In a move by the Federal government that the Wall Street Journal describes as “unprecedented,” a federal oversight board created by the U.S. Congress is putting the Commonwealth of Puerto Rico under bankruptcy protection, invoking what is known as “Title III.” This is a debt restructuring plan that is carried out under the auspices of the court. It is similar to Chapter 9 of the U.S. Bankruptcy Code, which is used by municipal and county governments as well as other public institutions and entities.
The most famous example of a Chapter 9 bankruptcy proceeding was that of Detroit, which filed in 2013. At that time, the City of Detroit was in debt to the tune of around $19 billion. It was the largest such bankruptcy in U.S. history – but that was proverbial “chump change” compared to Puerto Rico’s estimated debt of approximately $73 billion. As this case moves forward, it will represent the largest bankruptcy ever experienced by the U.S. municipal bond market, estimated to be worth $3.8 trillion.
Technically, the Title III procedure is not a bankruptcy, as Puerto Rico – because of its unique political status – is ineligible for protection under Chapter 9 of the U.S. Bankruptcy Code. This legislation was passed in Congress and signed into law by President Obama last year. Under Title III, the manner in which the case goes forward will be under the control of a U.S. District Judge, appointed by Chief Justice John Roberts, rather than a bankruptcy judge. Since this process has never been used before, there is no real precedent for the case – meaning that whomever Roberts appoints for the job will have a great deal of control over Puerto Rico’s future.
The financial crisis that has caused Puerto Rico’s current problems has been decades in the making – and much of it is attributable to seven decades of U.S. policy that gave with one hand while taking away with the other. In 1942, the Franklin Roosevelt Administration instituted “Operation Bootstrap,” with the goal of transitioning Puerto Rico’s largely agrarian economy – seen at the time as unsustainable – into an industrial one. Encouraged by a series of business tax incentives, U.S. companies in the fields of pharmaceuticals and manufacturing began setting up shop in what was then one of the poorest countries in the Caribbean.
For a time, the strategy worked – but the introduction of ill-advised “Free Trade Agreements” in the 1990s caused those companies to move to low-wage countries, resulting in a high unemployment rate and a “brain drain” as Puerto Rico’s best and brightest moved to the mainland, eroding the country’s tax base.

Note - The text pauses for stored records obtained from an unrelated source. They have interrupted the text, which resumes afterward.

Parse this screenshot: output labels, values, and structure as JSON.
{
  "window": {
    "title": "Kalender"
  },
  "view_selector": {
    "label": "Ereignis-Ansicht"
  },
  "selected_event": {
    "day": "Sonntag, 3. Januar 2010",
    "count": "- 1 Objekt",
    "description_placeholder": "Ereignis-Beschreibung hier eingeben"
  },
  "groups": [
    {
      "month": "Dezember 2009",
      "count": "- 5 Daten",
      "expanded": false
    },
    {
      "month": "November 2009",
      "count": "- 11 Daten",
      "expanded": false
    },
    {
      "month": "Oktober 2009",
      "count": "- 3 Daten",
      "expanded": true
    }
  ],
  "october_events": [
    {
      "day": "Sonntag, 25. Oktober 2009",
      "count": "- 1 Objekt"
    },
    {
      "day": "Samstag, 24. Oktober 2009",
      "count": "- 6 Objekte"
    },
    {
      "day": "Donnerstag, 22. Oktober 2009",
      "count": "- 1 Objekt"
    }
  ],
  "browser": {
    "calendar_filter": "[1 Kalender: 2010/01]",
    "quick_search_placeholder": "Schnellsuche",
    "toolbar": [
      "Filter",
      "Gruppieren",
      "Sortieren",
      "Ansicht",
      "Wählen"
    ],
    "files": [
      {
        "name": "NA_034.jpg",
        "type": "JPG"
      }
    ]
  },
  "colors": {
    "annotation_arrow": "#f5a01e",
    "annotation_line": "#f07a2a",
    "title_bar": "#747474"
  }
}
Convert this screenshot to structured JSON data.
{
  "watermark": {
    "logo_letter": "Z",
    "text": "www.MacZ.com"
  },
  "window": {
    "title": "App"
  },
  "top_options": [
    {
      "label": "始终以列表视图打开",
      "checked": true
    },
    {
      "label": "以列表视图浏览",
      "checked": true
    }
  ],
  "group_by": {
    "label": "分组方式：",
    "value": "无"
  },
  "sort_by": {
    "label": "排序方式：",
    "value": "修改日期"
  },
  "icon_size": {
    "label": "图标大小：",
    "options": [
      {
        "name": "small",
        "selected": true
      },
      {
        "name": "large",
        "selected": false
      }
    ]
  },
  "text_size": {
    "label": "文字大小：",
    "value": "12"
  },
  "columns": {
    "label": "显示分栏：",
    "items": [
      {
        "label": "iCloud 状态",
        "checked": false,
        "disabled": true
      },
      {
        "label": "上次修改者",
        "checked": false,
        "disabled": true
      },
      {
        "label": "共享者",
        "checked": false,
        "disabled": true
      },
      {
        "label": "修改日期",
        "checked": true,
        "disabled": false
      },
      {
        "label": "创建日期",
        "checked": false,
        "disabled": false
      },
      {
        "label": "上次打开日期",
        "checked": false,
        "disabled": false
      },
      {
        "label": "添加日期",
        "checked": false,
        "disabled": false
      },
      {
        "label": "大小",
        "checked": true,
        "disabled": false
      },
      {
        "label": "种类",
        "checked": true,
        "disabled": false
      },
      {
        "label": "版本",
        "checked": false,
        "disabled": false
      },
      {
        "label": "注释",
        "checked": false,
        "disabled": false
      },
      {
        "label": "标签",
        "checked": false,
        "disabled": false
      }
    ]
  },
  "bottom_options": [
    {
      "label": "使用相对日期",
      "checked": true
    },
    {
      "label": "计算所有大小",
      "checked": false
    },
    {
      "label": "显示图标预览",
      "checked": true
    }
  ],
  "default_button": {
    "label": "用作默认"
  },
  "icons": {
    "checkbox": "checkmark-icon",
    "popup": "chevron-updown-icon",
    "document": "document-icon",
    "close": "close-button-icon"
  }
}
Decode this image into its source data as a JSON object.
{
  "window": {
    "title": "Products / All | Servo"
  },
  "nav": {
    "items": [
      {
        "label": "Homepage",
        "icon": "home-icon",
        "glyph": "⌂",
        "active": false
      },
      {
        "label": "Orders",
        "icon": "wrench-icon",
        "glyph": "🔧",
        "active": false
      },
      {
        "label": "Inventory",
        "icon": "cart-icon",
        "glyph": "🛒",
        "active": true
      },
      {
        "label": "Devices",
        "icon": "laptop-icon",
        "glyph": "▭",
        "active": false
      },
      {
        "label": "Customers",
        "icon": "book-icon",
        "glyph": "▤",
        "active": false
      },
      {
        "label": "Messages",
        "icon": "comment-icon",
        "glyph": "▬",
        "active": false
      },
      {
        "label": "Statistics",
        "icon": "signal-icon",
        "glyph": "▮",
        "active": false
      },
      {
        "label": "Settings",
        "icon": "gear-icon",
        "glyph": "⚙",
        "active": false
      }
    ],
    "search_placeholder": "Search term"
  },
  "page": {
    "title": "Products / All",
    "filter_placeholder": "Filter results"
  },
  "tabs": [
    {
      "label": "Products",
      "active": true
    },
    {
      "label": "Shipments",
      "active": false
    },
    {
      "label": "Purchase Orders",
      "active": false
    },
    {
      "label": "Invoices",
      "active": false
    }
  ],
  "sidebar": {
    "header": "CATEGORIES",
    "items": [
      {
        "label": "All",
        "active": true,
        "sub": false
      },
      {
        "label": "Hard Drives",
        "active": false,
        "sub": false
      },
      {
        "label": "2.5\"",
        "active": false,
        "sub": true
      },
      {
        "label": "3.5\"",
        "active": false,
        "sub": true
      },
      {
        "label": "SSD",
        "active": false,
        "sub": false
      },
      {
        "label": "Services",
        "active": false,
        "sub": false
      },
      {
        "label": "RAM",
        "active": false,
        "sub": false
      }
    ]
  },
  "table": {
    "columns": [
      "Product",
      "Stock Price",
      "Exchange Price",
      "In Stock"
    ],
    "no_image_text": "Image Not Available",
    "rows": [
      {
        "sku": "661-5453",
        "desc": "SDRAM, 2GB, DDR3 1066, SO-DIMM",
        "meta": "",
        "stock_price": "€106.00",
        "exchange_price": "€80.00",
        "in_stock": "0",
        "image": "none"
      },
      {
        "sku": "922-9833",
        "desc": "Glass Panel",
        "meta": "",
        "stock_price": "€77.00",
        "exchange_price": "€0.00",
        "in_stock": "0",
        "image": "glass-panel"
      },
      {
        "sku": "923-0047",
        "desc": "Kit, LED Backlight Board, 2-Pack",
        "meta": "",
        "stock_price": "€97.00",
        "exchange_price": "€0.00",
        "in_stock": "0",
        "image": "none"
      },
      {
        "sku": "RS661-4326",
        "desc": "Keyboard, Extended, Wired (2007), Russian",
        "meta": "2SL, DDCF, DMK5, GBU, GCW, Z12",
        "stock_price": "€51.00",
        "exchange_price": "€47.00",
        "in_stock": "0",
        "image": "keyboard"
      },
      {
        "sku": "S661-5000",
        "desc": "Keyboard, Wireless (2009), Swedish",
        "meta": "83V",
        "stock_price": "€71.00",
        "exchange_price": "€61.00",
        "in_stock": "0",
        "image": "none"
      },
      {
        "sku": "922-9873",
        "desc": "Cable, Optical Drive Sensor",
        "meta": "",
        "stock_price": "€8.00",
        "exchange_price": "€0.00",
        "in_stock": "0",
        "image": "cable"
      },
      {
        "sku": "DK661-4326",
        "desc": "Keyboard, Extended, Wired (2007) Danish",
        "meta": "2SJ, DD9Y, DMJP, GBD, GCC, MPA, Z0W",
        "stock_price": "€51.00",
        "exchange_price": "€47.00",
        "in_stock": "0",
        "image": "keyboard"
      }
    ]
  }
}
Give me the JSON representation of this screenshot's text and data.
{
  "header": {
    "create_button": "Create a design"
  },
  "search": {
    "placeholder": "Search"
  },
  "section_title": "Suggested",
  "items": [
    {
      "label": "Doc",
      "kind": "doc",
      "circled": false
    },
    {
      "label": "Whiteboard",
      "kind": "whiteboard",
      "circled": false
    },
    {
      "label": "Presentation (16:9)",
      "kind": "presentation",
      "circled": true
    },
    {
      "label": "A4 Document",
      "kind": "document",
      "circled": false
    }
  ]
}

Other factors have included Puerto Rico’s dependence on volatile oil and food imports and corruption among public officials, as well as a 10-year recession brought on by the expiration of many tax credits that had encouraged manufacturing on the island.
Today, Title III may be all that stands between order and the kind of economic chaos suffered by the people of Germany during the Weimar period following World War I. Understandably, investors who are affected by the crisis are greatly concerned about what will happen next.
Negotiations between creditors and the Commonwealth will continue while pending lawsuits against the island’s government are put on hold. However, while creditors holding secured bonds may emerge relatively unscathed, those who hold unsecured bonds – wagering that Puerto Rico would remain ineligible for bankruptcy – are likely to take major hits. Of course, not many bonds are secured and there will many bondholders arguing over the same collateral or revenue stream, according to attorney Peter Mougey. There will be years of litigation between bondholders arguing about who has priority, Mougey believes.
More than 2,000 investors have already filed claims based on representations from the island broker-dealers that the bonds were safe. That was hardly the case, according to Mougey, whose law firm Levin Papantonio currently represents hundreds of investors.